Located in Linköping, Sweden just an hour and a half southwest of Stockholm, Mjärdevi Science Park is an attractive home for 260 innovative companies employing more than 6,100 people. Mjärdevi offers a broad base of support and activities to encourage and stimulate growth and success among its companies — from start-ups to multi-nationals.
A well-balanced combination of entrepreneurial and industrial competence is essential for the growth and development of every company. According to Mr. Johansson, at Mjärdevi, there are no limits on a company’s opportunity to continually improve, develop and grow. The park offers a stimulating and developing environment for knowledge-intensive companies. Regardless of a company’s size or stage of development, Mjärdevi offers access to experienced and professional business advice, finance, and internationalisation.
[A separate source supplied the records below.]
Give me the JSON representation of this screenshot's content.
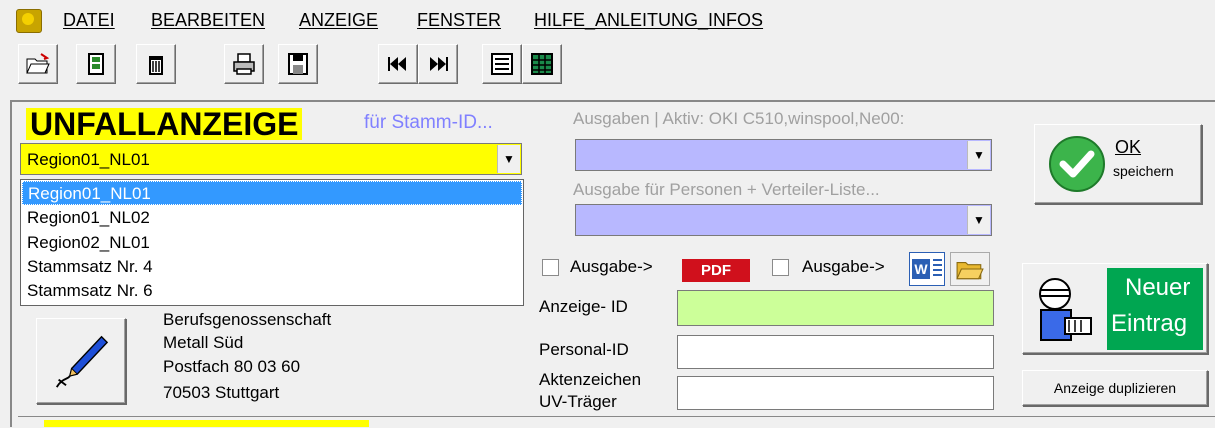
{
  "menu": {
    "items": [
      "DATEI",
      "BEARBEITEN",
      "ANZEIGE",
      "FENSTER",
      "HILFE_ANLEITUNG_INFOS"
    ]
  },
  "toolbar": {
    "buttons": [
      "open-folder-icon",
      "cabinet-icon",
      "trash-icon",
      "printer-icon",
      "save-disk-icon",
      "first-record-icon",
      "last-record-icon",
      "list-view-icon",
      "table-view-icon"
    ]
  },
  "form": {
    "title": "UNFALLANZEIGE",
    "subtitle": "für Stamm-ID...",
    "region_selected": "Region01_NL01",
    "region_options": [
      "Region01_NL01",
      "Region01_NL02",
      "Region02_NL01",
      "Stammsatz Nr. 4",
      "Stammsatz Nr. 6"
    ],
    "insurer_address": [
      "Berufsgenossenschaft",
      "Metall Süd",
      "Postfach 80 03 60",
      "70503   Stuttgart"
    ]
  },
  "output": {
    "printer_label": "Ausgaben | Aktiv:  OKI C510,winspool,Ne00:",
    "persons_label": "Ausgabe für Personen +  Verteiler-Liste...",
    "pdf_checkbox_label": "Ausgabe->",
    "pdf_badge": "PDF",
    "word_checkbox_label": "Ausgabe->",
    "word_icon_letter": "W"
  },
  "fields": {
    "anzeige_id_label": "Anzeige- ID",
    "anzeige_id_value": "",
    "personal_id_label": "Personal-ID",
    "personal_id_value": "",
    "aktenzeichen_label_line1": "Aktenzeichen",
    "aktenzeichen_label_line2": "UV-Träger",
    "aktenzeichen_value": ""
  },
  "actions": {
    "ok_label": "OK",
    "ok_sub": "speichern",
    "new_entry_line1": "Neuer",
    "new_entry_line2": "Eintrag",
    "duplicate_label": "Anzeige duplizieren"
  },
  "colors": {
    "accent_yellow": "#ffff00",
    "lavender": "#b8b8ff",
    "green_field": "#ccff99",
    "new_entry_green": "#00a651",
    "selection_blue": "#3399ff"
  }
}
Mr. Johansson spoke about his best practice experience in creating and growing a science park and also about the success story of the Swedish innovation system.
Since its creation in 1984, Mjärdevi Science Park has grown from 8,000 square meters with six companies to today having 190,000 square meters office space with 260 companies, with 75% of them being startups and SME´s.
A key success factor has been the well-functioning Swedish innovation system with the government, the city of Linköping, the local Linköping University and the business sector and entrepreneurs cooperating in making the science park a success.
According to Mr. Johansson, there are five key factors to sustainable innovation and to the success of science parks and smart cities, being:
The following speakers were Dr. Jean Marie Cishahayo, talking about experiences from China, Professor Antonio Augusto Fröhlich, talking about experiences from Brazil, Gangsuk Suh, presenting an example of the planning of a new city in South Korea and Mr. Ahmed Nosrat Aly Fahmy Naim, presenting the concept of Smart Villages from Egypt.
The conference also covered topics such as financial funding models for the city and the context of government action plans and infrastructure development regarding water and irrigation, energy, roads and railroad, with the Permanent Secretaries of the respective departments making presentations.
The visionary and driver behind Konza Technology City, Dr. Bitange Ndemo was optimistic and engaging during the final speech where he summarized the conference and also answered questions from the audience.
On the third day of the conference, Thursday August 9th, we were invited to a site visit to the Konza Technology City area. Konza is located in the Machakos and Makueni districts, in the south-eastern part of Kenya, which is approximately 60 kilometers south east of Nairobi, on the Mombasa road.
The city-to-be derives its name from a small settlement named Konza, which is 4 kilometers to the south of the proposed city. The settlement has a railway station on the main Nairobi – Mombasa line.
Below is a video with footage from the first day of the conference.